### EXERCISE
Copy the records below exactly as they stand. Leave out the pictures.

### STUDY MATERIAL
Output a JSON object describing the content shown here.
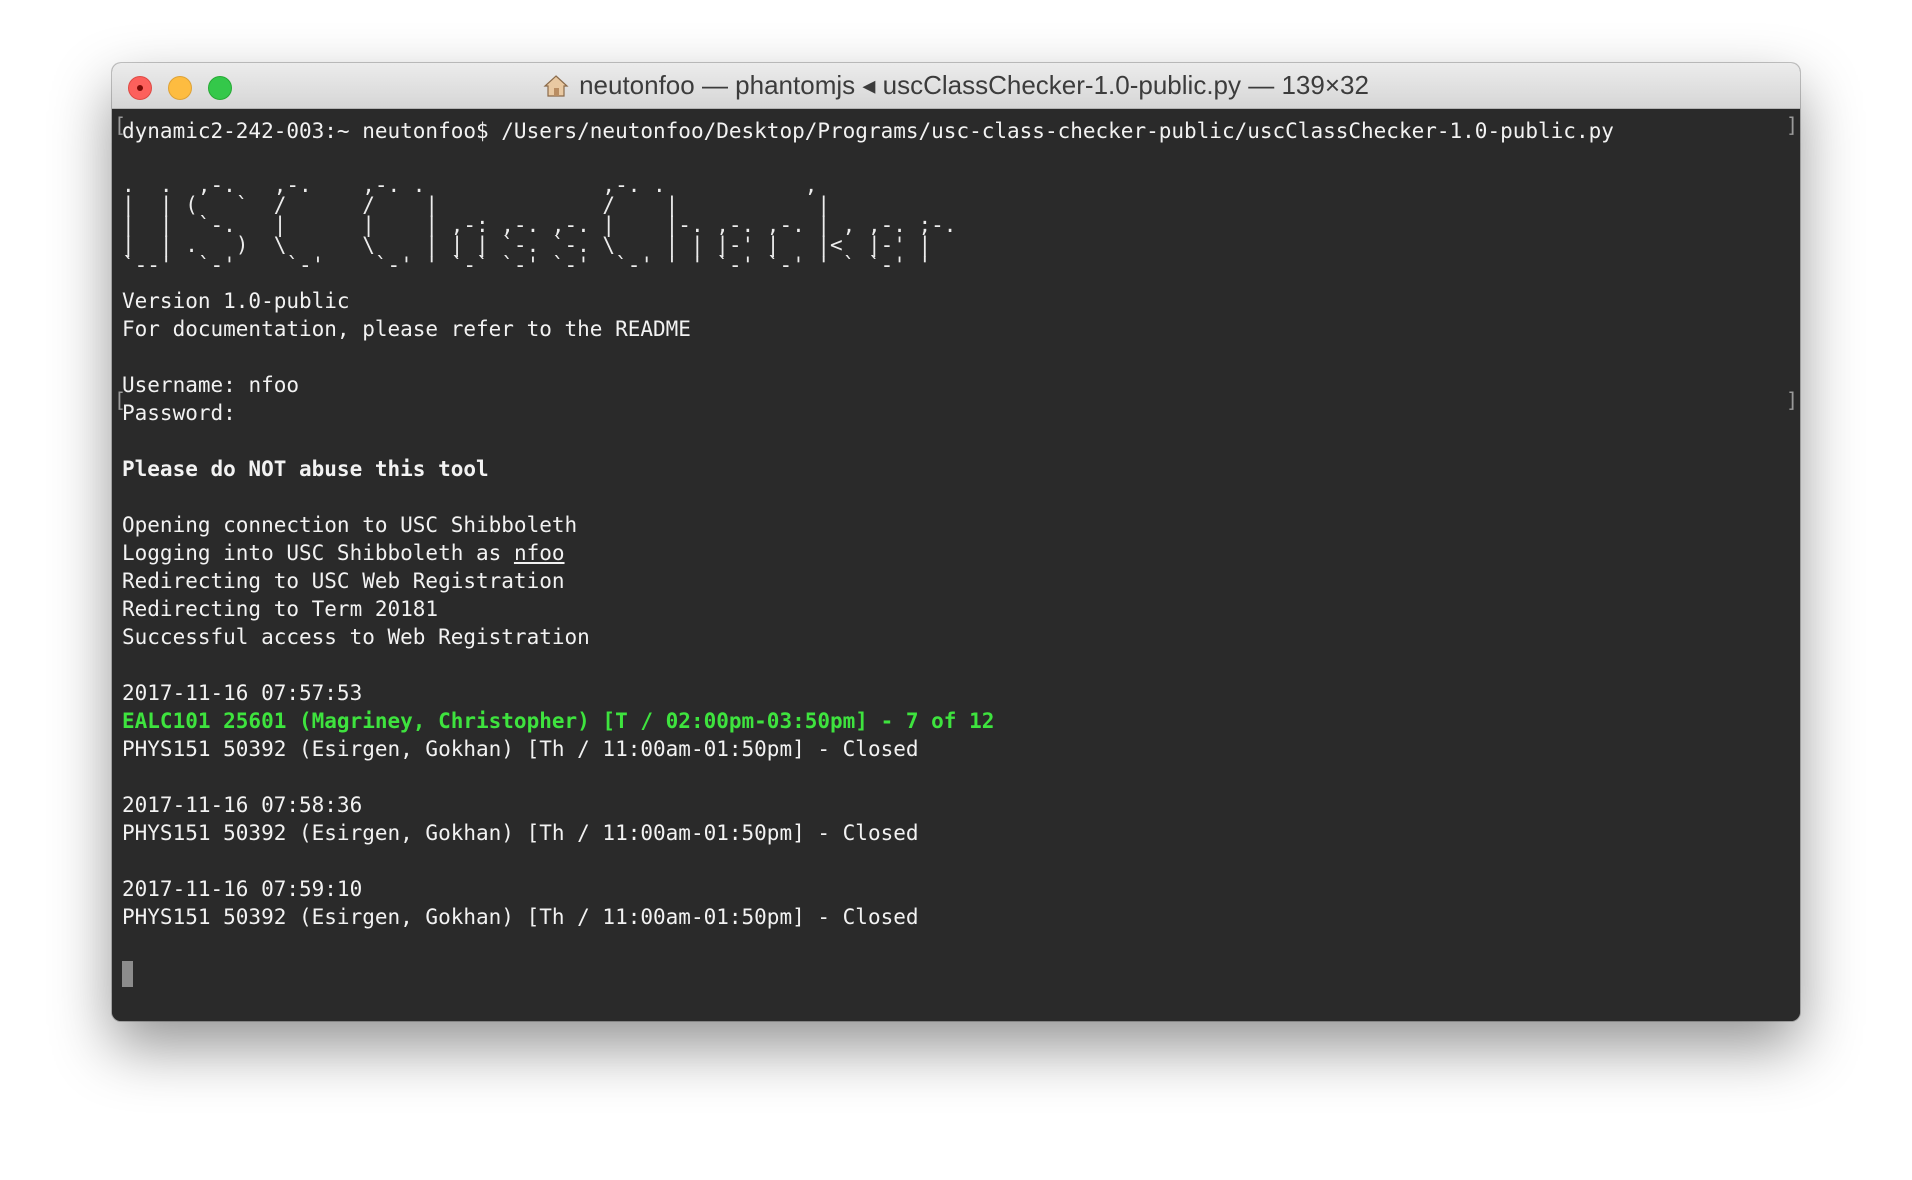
{
  "window": {
    "title": "neutonfoo — phantomjs ◂ uscClassChecker-1.0-public.py — 139×32",
    "title_icon": "home-folder-icon"
  },
  "terminal": {
    "prompt_line": "dynamic2-242-003:~ neutonfoo$ /Users/neutonfoo/Desktop/Programs/usc-class-checker-public/uscClassChecker-1.0-public.py",
    "ascii_banner": ".  .  ,-.   ,-.    ,-. .              ,-. .           ,\n|  | (   `  /      /    |             /    |           |\n|  |  `-.   |      |    | ,-: ,-. ,-. |    |-. ,-. ,-. | , ,-. ;-.\n|  | .   )  \\      \\    | | | `-. `-. \\    | | |-' |   |<  |-' |\n`--'  `-'    `-'    `-' ' `-` `-' `-'  `-' ' ' `-' `-' ' ` `-' '",
    "version": "Version 1.0-public",
    "docs": "For documentation, please refer to the README",
    "username_label": "Username: ",
    "username_value": "nfoo",
    "password_label": "Password:",
    "warning": "Please do NOT abuse this tool",
    "log": {
      "l1": "Opening connection to USC Shibboleth",
      "l2_prefix": "Logging into USC Shibboleth as ",
      "l2_user": "nfoo",
      "l3": "Redirecting to USC Web Registration",
      "l4": "Redirecting to Term 20181",
      "l5": "Successful access to Web Registration"
    },
    "checks": {
      "c1_time": "2017-11-16 07:57:53",
      "c1_open": "EALC101 25601 (Magriney, Christopher) [T / 02:00pm-03:50pm] - 7 of 12",
      "c1_closed": "PHYS151 50392 (Esirgen, Gokhan) [Th / 11:00am-01:50pm] - Closed",
      "c2_time": "2017-11-16 07:58:36",
      "c2_closed": "PHYS151 50392 (Esirgen, Gokhan) [Th / 11:00am-01:50pm] - Closed",
      "c3_time": "2017-11-16 07:59:10",
      "c3_closed": "PHYS151 50392 (Esirgen, Gokhan) [Th / 11:00am-01:50pm] - Closed"
    },
    "marks": {
      "open": "[",
      "close": "]"
    }
  },
  "colors": {
    "terminal_bg": "#2a2a2a",
    "text": "#f2f2f2",
    "open_class": "#3ee33e"
  }
}
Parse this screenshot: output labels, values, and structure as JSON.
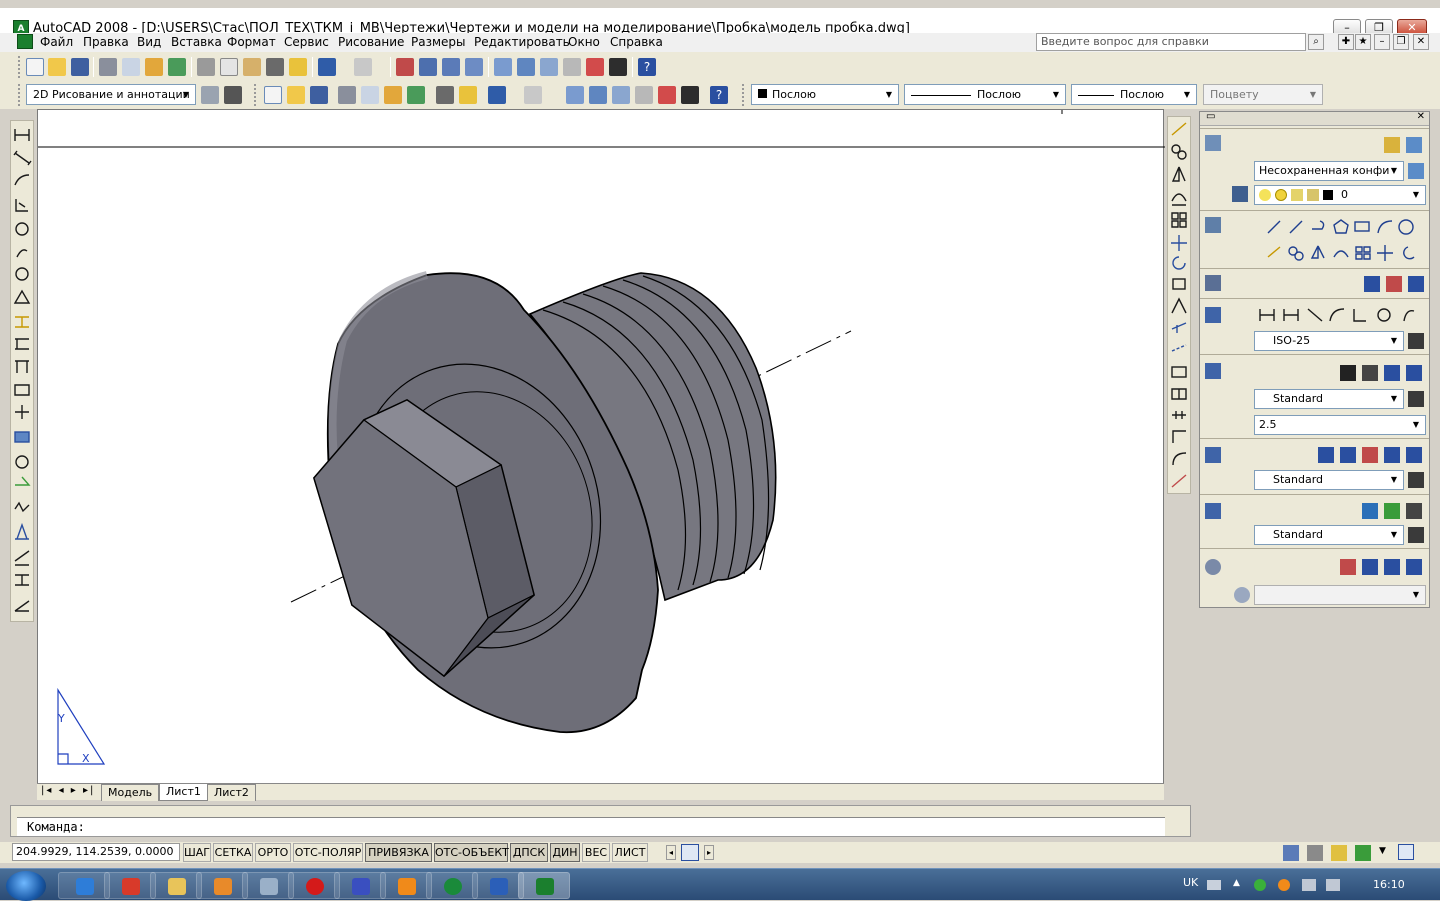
{
  "window": {
    "title": "AutoCAD 2008 - [D:\\USERS\\Стас\\ПОЛ_ТЕХ\\ТКМ_i_МВ\\Чертежи\\Чертежи и модели на моделирование\\Пробка\\модель пробка.dwg]"
  },
  "menu": [
    "Файл",
    "Правка",
    "Вид",
    "Вставка",
    "Формат",
    "Сервис",
    "Рисование",
    "Размеры",
    "Редактировать",
    "Окно",
    "Справка"
  ],
  "help_search": {
    "placeholder": "Введите вопрос для справки"
  },
  "toolbar2": {
    "workspace": "2D Рисование и аннотации",
    "color": "Послою",
    "linetype": "Послою",
    "lineweight": "Послою",
    "plotstyle": "Поцвету"
  },
  "layout_tabs": [
    "Модель",
    "Лист1",
    "Лист2"
  ],
  "command": {
    "prompt": "Команда:"
  },
  "status": {
    "coords": "204.9929, 114.2539, 0.0000",
    "toggles": [
      "ШАГ",
      "СЕТКА",
      "ОРТО",
      "ОТС-ПОЛЯР",
      "ПРИВЯЗКА",
      "ОТС-ОБЪЕКТ",
      "ДПСК",
      "ДИН",
      "ВЕС",
      "ЛИСТ"
    ]
  },
  "dashboard": {
    "layer_state": "Несохраненная конфи",
    "layer": "0",
    "dim_style": "ISO-25",
    "text_style": "Standard",
    "text_height": "2.5",
    "mleader_style": "Standard",
    "table_style": "Standard"
  },
  "ucs": {
    "y": "Y",
    "x": "X"
  },
  "taskbar": {
    "lang": "UK",
    "clock": "16:10"
  },
  "colors": {
    "titlebar_close": "#c8412a",
    "model_fill": "#6e6e78",
    "taskbar": "#2b4b75"
  }
}
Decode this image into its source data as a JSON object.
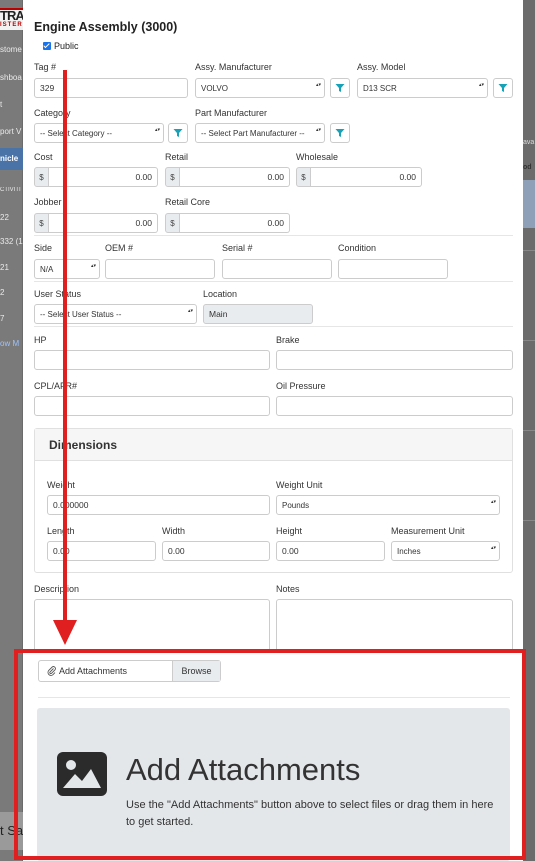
{
  "background": {
    "logo_line1": "TRA",
    "logo_line2": "ISTERI",
    "nav_items": [
      "stome",
      "shboa",
      "t",
      "port V",
      "nicle",
      "CTIVITI",
      "22",
      "332 (1",
      "21",
      "2",
      "7",
      "ow M"
    ],
    "right_texts": [
      "ava",
      "od"
    ],
    "bottom_button": "t Sa"
  },
  "modal": {
    "title": "Engine Assembly (3000)",
    "public_label": "Public",
    "public_checked": true,
    "tag_label": "Tag #",
    "tag_value": "329",
    "assy_manufacturer_label": "Assy. Manufacturer",
    "assy_manufacturer_value": "VOLVO",
    "assy_model_label": "Assy. Model",
    "assy_model_value": "D13 SCR",
    "category_label": "Category",
    "category_value": "-- Select Category --",
    "part_manufacturer_label": "Part Manufacturer",
    "part_manufacturer_value": "-- Select Part Manufacturer --",
    "cost_label": "Cost",
    "cost_value": "0.00",
    "retail_label": "Retail",
    "retail_value": "0.00",
    "wholesale_label": "Wholesale",
    "wholesale_value": "0.00",
    "jobber_label": "Jobber",
    "jobber_value": "0.00",
    "retail_core_label": "Retail Core",
    "retail_core_value": "0.00",
    "currency_symbol": "$",
    "side_label": "Side",
    "side_value": "N/A",
    "oem_label": "OEM #",
    "serial_label": "Serial #",
    "condition_label": "Condition",
    "user_status_label": "User Status",
    "user_status_value": "-- Select User Status --",
    "location_label": "Location",
    "location_value": "Main",
    "hp_label": "HP",
    "brake_label": "Brake",
    "cpl_label": "CPL/AFR#",
    "oil_pressure_label": "Oil Pressure",
    "dimensions": {
      "title": "Dimensions",
      "weight_label": "Weight",
      "weight_value": "0.000000",
      "weight_unit_label": "Weight Unit",
      "weight_unit_value": "Pounds",
      "length_label": "Length",
      "length_value": "0.00",
      "width_label": "Width",
      "width_value": "0.00",
      "height_label": "Height",
      "height_value": "0.00",
      "measurement_unit_label": "Measurement Unit",
      "measurement_unit_value": "Inches"
    },
    "description_label": "Description",
    "notes_label": "Notes",
    "attachments": {
      "file_input_label": "Add Attachments",
      "browse_label": "Browse",
      "drop_title": "Add Attachments",
      "drop_text": "Use the \"Add Attachments\" button above to select files or drag them in here to get started."
    }
  },
  "colors": {
    "annotation_red": "#e02020",
    "filter_teal": "#17a2b8",
    "checkbox_blue": "#1a73e8"
  }
}
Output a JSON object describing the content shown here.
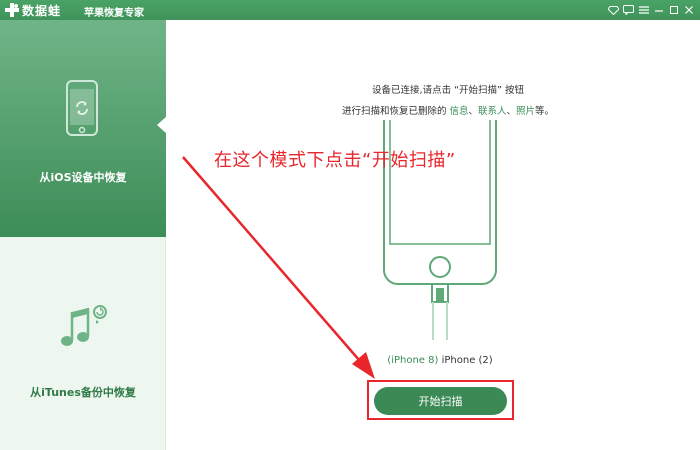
{
  "titlebar": {
    "brand": "数据蛙",
    "product": "苹果恢复专家",
    "icons": [
      "diamond-icon",
      "chat-icon",
      "menu-icon",
      "minimize-icon",
      "maximize-icon",
      "close-icon"
    ]
  },
  "sidebar": {
    "items": [
      {
        "label": "从iOS设备中恢复",
        "icon": "iphone-restore-icon",
        "active": true
      },
      {
        "label": "从iTunes备份中恢复",
        "icon": "itunes-icon",
        "active": false
      }
    ]
  },
  "main": {
    "instruction_line1": "设备已连接,请点击 “开始扫描” 按钮",
    "instruction_line2_prefix": "进行扫描和恢复已删除的 ",
    "link_messages": "信息",
    "sep1": "、",
    "link_contacts": "联系人",
    "sep2": "、",
    "link_photos": "照片",
    "instruction_line2_suffix": "等。",
    "annotation": "在这个模式下点击“开始扫描”",
    "device_model": "(iPhone 8)",
    "device_name": " iPhone (2)",
    "scan_button": "开始扫描"
  },
  "colors": {
    "brand_green": "#3f935a",
    "annotation_red": "#e8262b"
  }
}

### REPLY TO THE TASK
Output a JSON object describing the content shown here.
{
  "window": {
    "title": "neutonfoo — phantomjs ◂ uscClassChecker-1.0-public.py — 139×32",
    "title_icon": "home-folder-icon"
  },
  "terminal": {
    "prompt_line": "dynamic2-242-003:~ neutonfoo$ /Users/neutonfoo/Desktop/Programs/usc-class-checker-public/uscClassChecker-1.0-public.py",
    "ascii_banner": ".  .  ,-.   ,-.    ,-. .              ,-. .           ,\n|  | (   `  /      /    |             /    |           |\n|  |  `-.   |      |    | ,-: ,-. ,-. |    |-. ,-. ,-. | , ,-. ;-.\n|  | .   )  \\      \\    | | | `-. `-. \\    | | |-' |   |<  |-' |\n`--'  `-'    `-'    `-' ' `-` `-' `-'  `-' ' ' `-' `-' ' ` `-' '",
    "version": "Version 1.0-public",
    "docs": "For documentation, please refer to the README",
    "username_label": "Username: ",
    "username_value": "nfoo",
    "password_label": "Password:",
    "warning": "Please do NOT abuse this tool",
    "log": {
      "l1": "Opening connection to USC Shibboleth",
      "l2_prefix": "Logging into USC Shibboleth as ",
      "l2_user": "nfoo",
      "l3": "Redirecting to USC Web Registration",
      "l4": "Redirecting to Term 20181",
      "l5": "Successful access to Web Registration"
    },
    "checks": {
      "c1_time": "2017-11-16 07:57:53",
      "c1_open": "EALC101 25601 (Magriney, Christopher) [T / 02:00pm-03:50pm] - 7 of 12",
      "c1_closed": "PHYS151 50392 (Esirgen, Gokhan) [Th / 11:00am-01:50pm] - Closed",
      "c2_time": "2017-11-16 07:58:36",
      "c2_closed": "PHYS151 50392 (Esirgen, Gokhan) [Th / 11:00am-01:50pm] - Closed",
      "c3_time": "2017-11-16 07:59:10",
      "c3_closed": "PHYS151 50392 (Esirgen, Gokhan) [Th / 11:00am-01:50pm] - Closed"
    },
    "marks": {
      "open": "[",
      "close": "]"
    }
  },
  "colors": {
    "terminal_bg": "#2a2a2a",
    "text": "#f2f2f2",
    "open_class": "#3ee33e"
  }
}
Parse this screenshot: output labels, values, and structure as JSON.
{
  "window": {
    "title": "AutoCAD 2008 - [D:\\USERS\\Стас\\ПОЛ_ТЕХ\\ТКМ_i_МВ\\Чертежи\\Чертежи и модели на моделирование\\Пробка\\модель пробка.dwg]"
  },
  "menu": [
    "Файл",
    "Правка",
    "Вид",
    "Вставка",
    "Формат",
    "Сервис",
    "Рисование",
    "Размеры",
    "Редактировать",
    "Окно",
    "Справка"
  ],
  "help_search": {
    "placeholder": "Введите вопрос для справки"
  },
  "toolbar2": {
    "workspace": "2D Рисование и аннотации",
    "color": "Послою",
    "linetype": "Послою",
    "lineweight": "Послою",
    "plotstyle": "Поцвету"
  },
  "layout_tabs": [
    "Модель",
    "Лист1",
    "Лист2"
  ],
  "command": {
    "prompt": "Команда:"
  },
  "status": {
    "coords": "204.9929, 114.2539, 0.0000",
    "toggles": [
      "ШАГ",
      "СЕТКА",
      "ОРТО",
      "ОТС-ПОЛЯР",
      "ПРИВЯЗКА",
      "ОТС-ОБЪЕКТ",
      "ДПСК",
      "ДИН",
      "ВЕС",
      "ЛИСТ"
    ]
  },
  "dashboard": {
    "layer_state": "Несохраненная конфи",
    "layer": "0",
    "dim_style": "ISO-25",
    "text_style": "Standard",
    "text_height": "2.5",
    "mleader_style": "Standard",
    "table_style": "Standard"
  },
  "ucs": {
    "y": "Y",
    "x": "X"
  },
  "taskbar": {
    "lang": "UK",
    "clock": "16:10"
  },
  "colors": {
    "titlebar_close": "#c8412a",
    "model_fill": "#6e6e78",
    "taskbar": "#2b4b75"
  }
}
Decode this image into its source data as a JSON object.
{
  "background": {
    "logo_line1": "TRA",
    "logo_line2": "ISTERI",
    "nav_items": [
      "stome",
      "shboa",
      "t",
      "port V",
      "nicle",
      "CTIVITI",
      "22",
      "332 (1",
      "21",
      "2",
      "7",
      "ow M"
    ],
    "right_texts": [
      "ava",
      "od"
    ],
    "bottom_button": "t Sa"
  },
  "modal": {
    "title": "Engine Assembly (3000)",
    "public_label": "Public",
    "public_checked": true,
    "tag_label": "Tag #",
    "tag_value": "329",
    "assy_manufacturer_label": "Assy. Manufacturer",
    "assy_manufacturer_value": "VOLVO",
    "assy_model_label": "Assy. Model",
    "assy_model_value": "D13 SCR",
    "category_label": "Category",
    "category_value": "-- Select Category --",
    "part_manufacturer_label": "Part Manufacturer",
    "part_manufacturer_value": "-- Select Part Manufacturer --",
    "cost_label": "Cost",
    "cost_value": "0.00",
    "retail_label": "Retail",
    "retail_value": "0.00",
    "wholesale_label": "Wholesale",
    "wholesale_value": "0.00",
    "jobber_label": "Jobber",
    "jobber_value": "0.00",
    "retail_core_label": "Retail Core",
    "retail_core_value": "0.00",
    "currency_symbol": "$",
    "side_label": "Side",
    "side_value": "N/A",
    "oem_label": "OEM #",
    "serial_label": "Serial #",
    "condition_label": "Condition",
    "user_status_label": "User Status",
    "user_status_value": "-- Select User Status --",
    "location_label": "Location",
    "location_value": "Main",
    "hp_label": "HP",
    "brake_label": "Brake",
    "cpl_label": "CPL/AFR#",
    "oil_pressure_label": "Oil Pressure",
    "dimensions": {
      "title": "Dimensions",
      "weight_label": "Weight",
      "weight_value": "0.000000",
      "weight_unit_label": "Weight Unit",
      "weight_unit_value": "Pounds",
      "length_label": "Length",
      "length_value": "0.00",
      "width_label": "Width",
      "width_value": "0.00",
      "height_label": "Height",
      "height_value": "0.00",
      "measurement_unit_label": "Measurement Unit",
      "measurement_unit_value": "Inches"
    },
    "description_label": "Description",
    "notes_label": "Notes",
    "attachments": {
      "file_input_label": "Add Attachments",
      "browse_label": "Browse",
      "drop_title": "Add Attachments",
      "drop_text": "Use the \"Add Attachments\" button above to select files or drag them in here to get started."
    }
  },
  "colors": {
    "annotation_red": "#e02020",
    "filter_teal": "#17a2b8",
    "checkbox_blue": "#1a73e8"
  }
}
Output a JSON object describing the content shown here.
{
  "titlebar": {
    "brand": "数据蛙",
    "product": "苹果恢复专家",
    "icons": [
      "diamond-icon",
      "chat-icon",
      "menu-icon",
      "minimize-icon",
      "maximize-icon",
      "close-icon"
    ]
  },
  "sidebar": {
    "items": [
      {
        "label": "从iOS设备中恢复",
        "icon": "iphone-restore-icon",
        "active": true
      },
      {
        "label": "从iTunes备份中恢复",
        "icon": "itunes-icon",
        "active": false
      }
    ]
  },
  "main": {
    "instruction_line1": "设备已连接,请点击 “开始扫描” 按钮",
    "instruction_line2_prefix": "进行扫描和恢复已删除的 ",
    "link_messages": "信息",
    "sep1": "、",
    "link_contacts": "联系人",
    "sep2": "、",
    "link_photos": "照片",
    "instruction_line2_suffix": "等。",
    "annotation": "在这个模式下点击“开始扫描”",
    "device_model": "(iPhone 8)",
    "device_name": " iPhone (2)",
    "scan_button": "开始扫描"
  },
  "colors": {
    "brand_green": "#3f935a",
    "annotation_red": "#e8262b"
  }
}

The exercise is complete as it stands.